“I will have to admit that the shift to a virtual conference was different. But overall, I am happy with how the conference progressed. It was fun to interact with potential incoming students and I am always happy to help others with their own journeys,” said Baldwin.
Britney Hieser, Education Program Coordinator within the Graduate Division of IU School of Medicine, also attended as a recruiter.
“While it was certainly different from the in-person experience, it was still such a fun time. I love getting to meet new people, learn about their experiences and interests, and talk about IU School of Medicine and Indianapolis,” said Hieser.
Baldwin appreciated the webinar sessions focused on diversifying scientific work and spaces in addition to sessions providing guidance on pursuing a career in academia.

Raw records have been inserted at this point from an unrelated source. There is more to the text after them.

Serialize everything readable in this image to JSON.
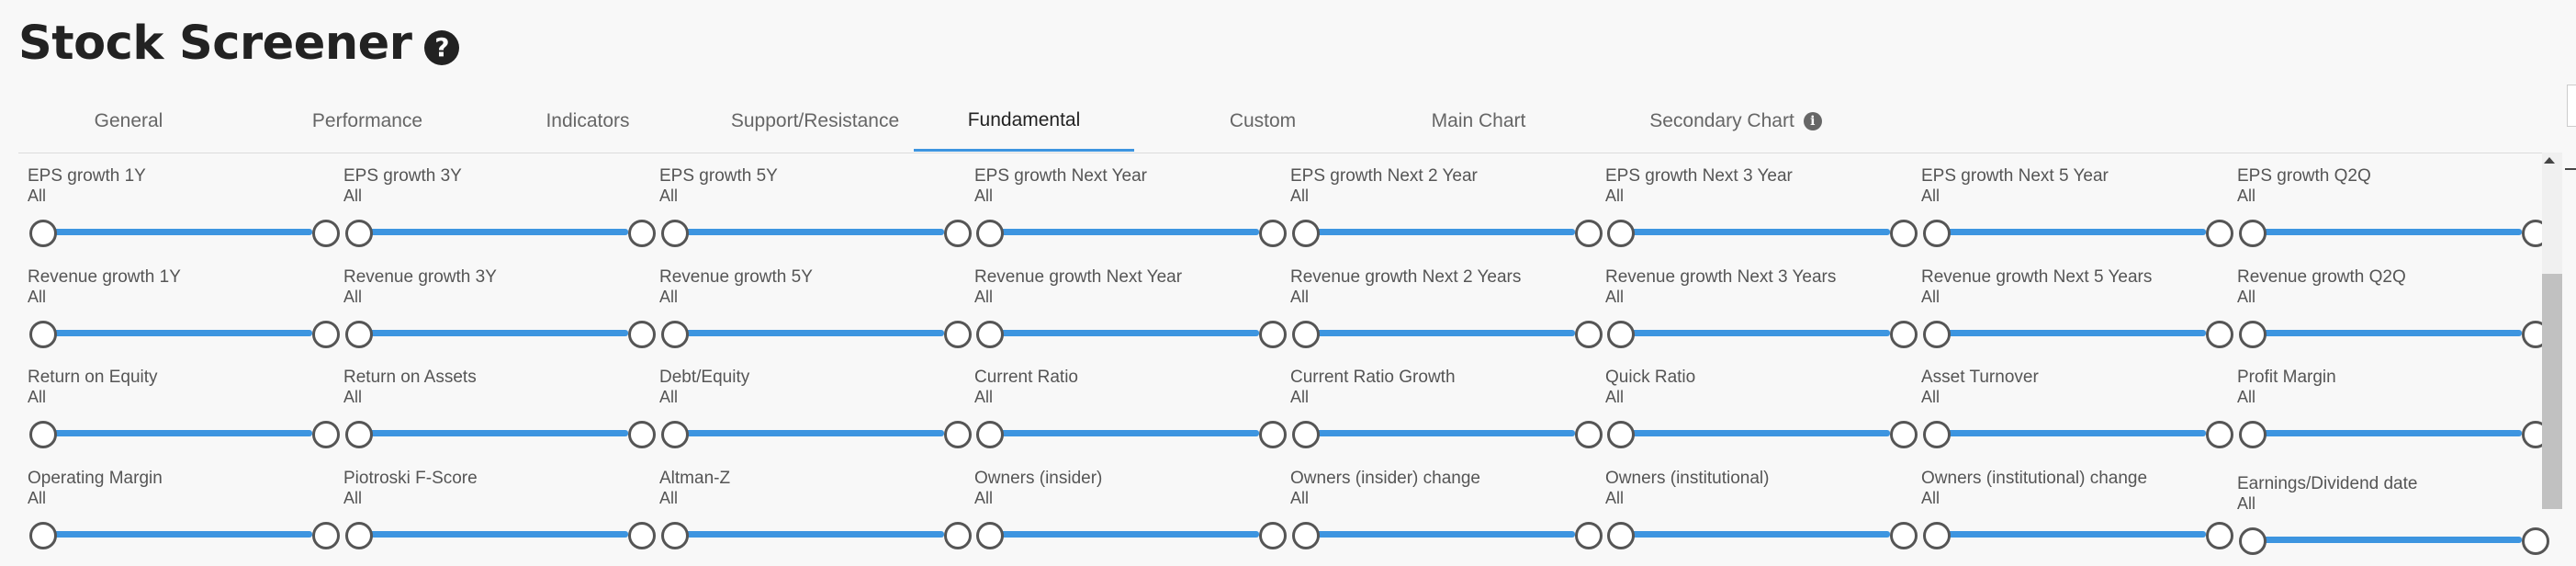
{
  "page": {
    "title": "Stock Screener",
    "help_glyph": "?"
  },
  "tabs": [
    {
      "label": "General",
      "active": false
    },
    {
      "label": "Performance",
      "active": false
    },
    {
      "label": "Indicators",
      "active": false
    },
    {
      "label": "Support/Resistance",
      "active": false
    },
    {
      "label": "Fundamental",
      "active": true
    },
    {
      "label": "Custom",
      "active": false
    },
    {
      "label": "Main Chart",
      "active": false
    },
    {
      "label": "Secondary Chart",
      "active": false,
      "info_glyph": "i"
    }
  ],
  "filters": [
    [
      {
        "label": "EPS growth 1Y",
        "value": "All"
      },
      {
        "label": "EPS growth 3Y",
        "value": "All"
      },
      {
        "label": "EPS growth 5Y",
        "value": "All"
      },
      {
        "label": "EPS growth Next Year",
        "value": "All"
      },
      {
        "label": "EPS growth Next 2 Year",
        "value": "All"
      },
      {
        "label": "EPS growth Next 3 Year",
        "value": "All"
      },
      {
        "label": "EPS growth Next 5 Year",
        "value": "All"
      },
      {
        "label": "EPS growth Q2Q",
        "value": "All"
      }
    ],
    [
      {
        "label": "Revenue growth 1Y",
        "value": "All"
      },
      {
        "label": "Revenue growth 3Y",
        "value": "All"
      },
      {
        "label": "Revenue growth 5Y",
        "value": "All"
      },
      {
        "label": "Revenue growth Next Year",
        "value": "All"
      },
      {
        "label": "Revenue growth Next 2 Years",
        "value": "All"
      },
      {
        "label": "Revenue growth Next 3 Years",
        "value": "All"
      },
      {
        "label": "Revenue growth Next 5 Years",
        "value": "All"
      },
      {
        "label": "Revenue growth Q2Q",
        "value": "All"
      }
    ],
    [
      {
        "label": "Return on Equity",
        "value": "All"
      },
      {
        "label": "Return on Assets",
        "value": "All"
      },
      {
        "label": "Debt/Equity",
        "value": "All"
      },
      {
        "label": "Current Ratio",
        "value": "All"
      },
      {
        "label": "Current Ratio Growth",
        "value": "All"
      },
      {
        "label": "Quick Ratio",
        "value": "All"
      },
      {
        "label": "Asset Turnover",
        "value": "All"
      },
      {
        "label": "Profit Margin",
        "value": "All"
      }
    ],
    [
      {
        "label": "Operating Margin",
        "value": "All"
      },
      {
        "label": "Piotroski F-Score",
        "value": "All"
      },
      {
        "label": "Altman-Z",
        "value": "All"
      },
      {
        "label": "Owners (insider)",
        "value": "All"
      },
      {
        "label": "Owners (insider) change",
        "value": "All"
      },
      {
        "label": "Owners (institutional)",
        "value": "All"
      },
      {
        "label": "Owners (institutional) change",
        "value": "All"
      },
      {
        "label": "Earnings/Dividend date",
        "value": "All"
      }
    ]
  ],
  "colors": {
    "accent": "#3d95e0",
    "handle_border": "#555555",
    "text": "#555555"
  }
}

“There are a lot of fears and uncertainties around rising through academia and finding a career following graduation. However, the presence of organizations such as ABRCMS help ease those fears and provide trainees with the knowledge necessary to strive,” said Baldwin.
Baldwin remembers having those fears and doubts in his own academic journey and thanks ABRCMS for encouraging him to pursue a career in science and academia.
“ABRCMS was the first time that I entered a scientific space and saw a large number of people that looked like me. I remember during my undergraduate years feeling like I didn’t belong since, more often than not, I was the only African American student and being first generation as well, there were a lot of ideas about progressing through school and knowledge that I did not know. ABRCMS provided talks that instilled confidence in me, gave me the knowledge and tools necessary to progress to graduate school and alleviated my imposter syndrome,” said Baldwin.
Individuals who experience imposter syndrome tend to doubt their skills, abilities and accomplishments. As a result, it can be difficult for them to internalize their accomplishments and recognize their own successes.
Hieser encourages all undergraduate and graduate students interested in the biomedical sciences to attend ABRCMS in the years to come.
“In addition to the excellent professional development sessions, graduate school preparation support, and research presentations, the networking opportunities are absolutely incredible. Each year, hundreds of the top graduate programs in the biomedical sciences participate in the exhibit fair. Whether students are looking for summer research programs, graduate programs, postdoctoral experiences, or simply to meet with scientists or other students within the biomedical sciences, there are ample opportunities to make connections,” said Hieser.
Having been involved in ABRCMS for years, Baldwin feels honored to continue participating as a recruiter, using the knowledge he’s acquired, “to be the person that he needed in the past.”
“I recommend this conference to undergraduate and graduate students alike,” said Baldwin. “Conferences, such as ABRCMS, that have a focus on promoting diversity are always an amazing opportunity to network and meet new people that could potentially assist you in your journey.”